On the right is Lighthouse Baptist Church, built in 1875 by the Roman Catholic church. Used as a parish hall for St. John the Baptist church (which lies to the east and dominates the neighbourhood), the building was sold to its present congregation in 1971.

Story of Nazrey AME Nazrey African Methodist Episcopal Church/North American Black Historical Museum
Built in 1848, Nazrey African Methodist Episcopal Church was one of the terminals of the Underground Railway, a safe haven for those who had crossed the Detroit River to escape southern slavery. It is now part of the North American Black Historical Museum.

Friday, January 05, 2007

bud man, OH YEAH!

Vintage Ad #120 - Bud Man!
Bud Man has rubber face with no place to breathe! OH YEAH!

Bud Man has chin like Brian Mulroney! OH YEAH!

We called Duffman for a comment on the man who possibly inspired him, but the only reply we received was "Duffman doesn't talk for free! OH YEAH!"

Apparently Bud Man has fought for truth, justice, fermented barley and large breweries since 1969. OH YEAH!

Source: Sports Illustrated, June 10, 1991

Thursday, January 04, 2007

one fine christmas afternoon in amherstburg (1)

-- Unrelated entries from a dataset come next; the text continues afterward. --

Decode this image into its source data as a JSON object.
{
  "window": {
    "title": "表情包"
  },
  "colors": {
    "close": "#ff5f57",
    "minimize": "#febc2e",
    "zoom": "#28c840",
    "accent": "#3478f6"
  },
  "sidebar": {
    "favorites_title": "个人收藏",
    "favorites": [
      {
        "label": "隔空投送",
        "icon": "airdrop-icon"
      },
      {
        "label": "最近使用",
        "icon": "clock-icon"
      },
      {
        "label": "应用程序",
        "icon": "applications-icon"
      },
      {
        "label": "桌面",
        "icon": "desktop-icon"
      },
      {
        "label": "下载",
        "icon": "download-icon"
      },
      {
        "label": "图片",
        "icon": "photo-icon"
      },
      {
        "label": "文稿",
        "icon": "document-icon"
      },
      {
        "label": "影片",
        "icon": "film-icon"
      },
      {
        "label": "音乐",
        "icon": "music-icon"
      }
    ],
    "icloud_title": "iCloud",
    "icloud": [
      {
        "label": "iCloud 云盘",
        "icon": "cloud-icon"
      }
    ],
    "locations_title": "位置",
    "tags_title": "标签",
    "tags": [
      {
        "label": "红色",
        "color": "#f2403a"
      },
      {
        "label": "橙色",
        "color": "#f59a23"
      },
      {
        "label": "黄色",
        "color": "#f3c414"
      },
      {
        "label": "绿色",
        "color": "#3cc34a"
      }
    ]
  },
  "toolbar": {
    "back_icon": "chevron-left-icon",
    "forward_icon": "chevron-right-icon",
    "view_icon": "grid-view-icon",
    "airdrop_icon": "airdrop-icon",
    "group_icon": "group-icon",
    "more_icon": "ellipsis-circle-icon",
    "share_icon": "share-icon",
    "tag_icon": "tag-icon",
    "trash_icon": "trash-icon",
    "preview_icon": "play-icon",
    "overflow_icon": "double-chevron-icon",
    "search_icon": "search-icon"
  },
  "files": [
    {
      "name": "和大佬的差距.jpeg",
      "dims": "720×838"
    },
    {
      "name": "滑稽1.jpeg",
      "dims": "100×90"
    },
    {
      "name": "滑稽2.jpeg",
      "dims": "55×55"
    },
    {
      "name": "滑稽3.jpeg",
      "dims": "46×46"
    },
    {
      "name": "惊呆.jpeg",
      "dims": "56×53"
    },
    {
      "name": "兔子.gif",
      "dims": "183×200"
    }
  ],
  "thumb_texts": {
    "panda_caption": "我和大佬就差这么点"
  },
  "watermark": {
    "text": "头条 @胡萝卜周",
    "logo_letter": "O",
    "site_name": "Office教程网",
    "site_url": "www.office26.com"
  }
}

Looking for something to do while Mom was busy making Christmas dinner and before relatives began to arrive, I grabbed my camera and walked around town.
No Whoppers Today
First photo stop: the former Burger King on Sandwich St. Other than fewer chairs, the dining room looks as if it could still be in operation.

Drive Thru Drinks
Care for a drink?

Ike's Plaza Ike's Plaza (II)
A few steps north is Sir Isaac Brock Plaza, built when business was booming in the south end of town. Among its tenants over the years: Valdi Food Stores, Donut Delite Cafe (the only donut shop in town for years - Dad often brought home bags of their thick, cakey cherry crullers) and SAAN. Of the seven business listed on the sign above, only three are current tenants (Dollarama and the two restaurants).

Amherstburg Holiday Light Posts Navy Yard Condos
After snooping the remnants of A&P (seen last post), I walked along Dalhousie St into downtown. The left picture shows the Christmas tree decorations that have adorned Amherstburg for years. Note the style of sign marking Gore St.

On the right is the Salmoni Place condo project. The site was formerly the Salmoni Building (1849-2004). Over its lifespan, the building was home to hotels, restaurants and a Stedman's. It sat vacant for years after its last tenant, the Navy Yard Restaurant, closed, with aging spray paintings in its front windows. The demolition was controversial, as referenced in an Ontario Heritage Connection article on protection of heritage properties.